- _Aim of the exercise_:
How many lines of these records hold the string "down"? Reply with the number alone.

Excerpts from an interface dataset
____________________

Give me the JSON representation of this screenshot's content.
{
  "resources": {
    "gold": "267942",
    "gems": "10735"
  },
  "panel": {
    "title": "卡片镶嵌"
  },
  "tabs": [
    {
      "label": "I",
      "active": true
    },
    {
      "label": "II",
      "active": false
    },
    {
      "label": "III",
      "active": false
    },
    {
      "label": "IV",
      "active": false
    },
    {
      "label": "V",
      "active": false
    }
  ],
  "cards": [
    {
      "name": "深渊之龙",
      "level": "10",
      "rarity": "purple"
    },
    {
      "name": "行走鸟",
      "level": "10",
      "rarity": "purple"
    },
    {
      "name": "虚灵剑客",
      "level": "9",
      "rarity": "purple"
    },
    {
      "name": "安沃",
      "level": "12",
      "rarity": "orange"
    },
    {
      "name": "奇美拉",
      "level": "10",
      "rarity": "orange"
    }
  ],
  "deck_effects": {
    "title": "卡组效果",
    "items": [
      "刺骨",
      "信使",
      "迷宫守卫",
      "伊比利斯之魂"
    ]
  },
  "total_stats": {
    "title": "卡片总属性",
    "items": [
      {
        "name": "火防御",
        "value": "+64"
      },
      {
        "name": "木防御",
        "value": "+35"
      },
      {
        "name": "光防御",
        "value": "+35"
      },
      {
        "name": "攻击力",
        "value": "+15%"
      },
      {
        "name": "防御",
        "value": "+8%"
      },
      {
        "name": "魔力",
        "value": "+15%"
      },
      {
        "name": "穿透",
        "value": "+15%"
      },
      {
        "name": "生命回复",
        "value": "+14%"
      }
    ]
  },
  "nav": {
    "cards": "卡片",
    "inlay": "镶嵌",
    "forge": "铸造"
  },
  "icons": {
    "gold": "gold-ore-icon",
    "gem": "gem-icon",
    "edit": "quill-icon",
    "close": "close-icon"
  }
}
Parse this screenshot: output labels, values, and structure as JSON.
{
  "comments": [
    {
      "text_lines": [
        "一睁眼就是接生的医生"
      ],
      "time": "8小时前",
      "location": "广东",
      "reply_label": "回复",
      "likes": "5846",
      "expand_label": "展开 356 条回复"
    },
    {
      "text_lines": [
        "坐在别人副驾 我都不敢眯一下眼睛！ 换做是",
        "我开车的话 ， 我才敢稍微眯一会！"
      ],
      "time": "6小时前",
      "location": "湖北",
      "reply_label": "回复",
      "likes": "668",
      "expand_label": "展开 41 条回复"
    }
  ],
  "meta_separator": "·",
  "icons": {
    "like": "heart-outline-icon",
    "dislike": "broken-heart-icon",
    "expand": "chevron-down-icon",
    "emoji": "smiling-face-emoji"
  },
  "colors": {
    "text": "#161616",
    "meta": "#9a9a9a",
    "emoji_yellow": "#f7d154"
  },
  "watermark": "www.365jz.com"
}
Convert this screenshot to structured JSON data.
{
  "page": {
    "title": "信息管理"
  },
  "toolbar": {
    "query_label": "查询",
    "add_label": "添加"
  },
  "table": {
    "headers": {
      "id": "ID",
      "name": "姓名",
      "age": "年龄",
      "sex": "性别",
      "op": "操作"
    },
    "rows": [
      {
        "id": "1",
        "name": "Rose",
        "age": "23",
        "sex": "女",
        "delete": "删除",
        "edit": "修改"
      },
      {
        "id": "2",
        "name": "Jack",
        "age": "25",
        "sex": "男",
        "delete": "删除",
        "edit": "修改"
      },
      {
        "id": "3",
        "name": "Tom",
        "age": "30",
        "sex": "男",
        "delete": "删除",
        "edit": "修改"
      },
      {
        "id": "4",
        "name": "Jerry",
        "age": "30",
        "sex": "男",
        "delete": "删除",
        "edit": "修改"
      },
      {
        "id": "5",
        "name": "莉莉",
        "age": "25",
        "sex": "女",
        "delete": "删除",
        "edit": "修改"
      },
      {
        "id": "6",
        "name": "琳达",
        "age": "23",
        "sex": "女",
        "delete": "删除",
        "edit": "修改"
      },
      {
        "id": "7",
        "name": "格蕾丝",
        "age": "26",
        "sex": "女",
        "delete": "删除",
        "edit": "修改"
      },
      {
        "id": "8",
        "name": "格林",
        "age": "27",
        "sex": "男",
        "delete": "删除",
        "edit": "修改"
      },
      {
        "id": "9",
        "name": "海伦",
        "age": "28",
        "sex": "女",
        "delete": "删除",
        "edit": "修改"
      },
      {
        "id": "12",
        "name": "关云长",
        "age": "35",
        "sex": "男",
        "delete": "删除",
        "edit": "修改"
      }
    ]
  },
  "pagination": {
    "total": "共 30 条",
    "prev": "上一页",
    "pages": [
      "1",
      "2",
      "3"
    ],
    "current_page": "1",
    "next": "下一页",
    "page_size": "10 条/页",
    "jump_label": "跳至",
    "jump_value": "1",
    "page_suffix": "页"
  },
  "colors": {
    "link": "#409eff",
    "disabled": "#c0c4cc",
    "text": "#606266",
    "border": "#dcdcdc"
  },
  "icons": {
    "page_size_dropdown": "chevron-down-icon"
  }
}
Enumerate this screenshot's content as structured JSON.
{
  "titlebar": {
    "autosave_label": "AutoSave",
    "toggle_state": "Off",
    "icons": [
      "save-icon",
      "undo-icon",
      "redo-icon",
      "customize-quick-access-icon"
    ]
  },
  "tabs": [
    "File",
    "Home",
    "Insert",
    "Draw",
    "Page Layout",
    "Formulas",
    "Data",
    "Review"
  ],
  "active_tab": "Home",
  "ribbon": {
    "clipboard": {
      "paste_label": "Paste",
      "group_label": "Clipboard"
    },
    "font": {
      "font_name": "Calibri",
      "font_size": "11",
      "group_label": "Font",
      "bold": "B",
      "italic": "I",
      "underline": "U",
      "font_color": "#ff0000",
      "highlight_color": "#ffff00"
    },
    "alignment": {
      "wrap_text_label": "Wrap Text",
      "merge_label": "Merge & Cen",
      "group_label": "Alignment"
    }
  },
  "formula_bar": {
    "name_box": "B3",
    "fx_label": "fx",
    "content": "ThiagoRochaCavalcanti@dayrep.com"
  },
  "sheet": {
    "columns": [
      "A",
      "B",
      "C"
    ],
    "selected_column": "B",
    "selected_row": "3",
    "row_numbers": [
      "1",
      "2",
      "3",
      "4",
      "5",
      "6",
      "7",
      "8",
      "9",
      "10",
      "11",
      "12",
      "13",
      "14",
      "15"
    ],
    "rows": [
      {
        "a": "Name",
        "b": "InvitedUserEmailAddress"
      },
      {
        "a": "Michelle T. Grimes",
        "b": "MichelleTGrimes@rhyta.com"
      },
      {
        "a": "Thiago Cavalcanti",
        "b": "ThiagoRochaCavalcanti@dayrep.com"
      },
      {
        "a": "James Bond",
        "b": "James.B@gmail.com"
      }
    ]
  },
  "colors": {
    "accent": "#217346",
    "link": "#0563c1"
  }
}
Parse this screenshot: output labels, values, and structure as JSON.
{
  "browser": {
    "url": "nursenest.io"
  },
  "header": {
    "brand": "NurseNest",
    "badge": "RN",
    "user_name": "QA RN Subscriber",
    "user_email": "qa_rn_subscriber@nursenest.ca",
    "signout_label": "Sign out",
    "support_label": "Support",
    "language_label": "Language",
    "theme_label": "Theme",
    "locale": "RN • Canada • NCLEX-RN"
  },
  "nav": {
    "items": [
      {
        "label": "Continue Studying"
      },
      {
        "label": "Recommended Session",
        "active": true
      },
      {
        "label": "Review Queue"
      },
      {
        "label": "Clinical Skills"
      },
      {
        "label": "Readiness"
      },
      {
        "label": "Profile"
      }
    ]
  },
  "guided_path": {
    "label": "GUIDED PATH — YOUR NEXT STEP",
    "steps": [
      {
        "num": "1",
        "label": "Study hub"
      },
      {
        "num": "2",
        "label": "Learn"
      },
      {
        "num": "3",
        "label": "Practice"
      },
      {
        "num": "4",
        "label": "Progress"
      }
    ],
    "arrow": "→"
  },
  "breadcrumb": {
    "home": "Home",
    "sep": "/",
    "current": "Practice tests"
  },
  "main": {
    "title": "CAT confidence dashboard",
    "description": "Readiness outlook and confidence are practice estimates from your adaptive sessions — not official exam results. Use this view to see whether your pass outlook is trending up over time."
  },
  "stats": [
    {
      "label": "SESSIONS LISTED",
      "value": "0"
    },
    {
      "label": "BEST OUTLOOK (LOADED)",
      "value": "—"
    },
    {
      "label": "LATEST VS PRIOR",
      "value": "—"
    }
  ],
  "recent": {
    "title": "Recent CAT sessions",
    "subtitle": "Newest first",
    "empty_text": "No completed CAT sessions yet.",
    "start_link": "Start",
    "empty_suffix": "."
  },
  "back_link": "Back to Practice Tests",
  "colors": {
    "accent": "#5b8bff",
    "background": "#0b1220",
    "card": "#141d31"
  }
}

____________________

- _Answer for the task_:
2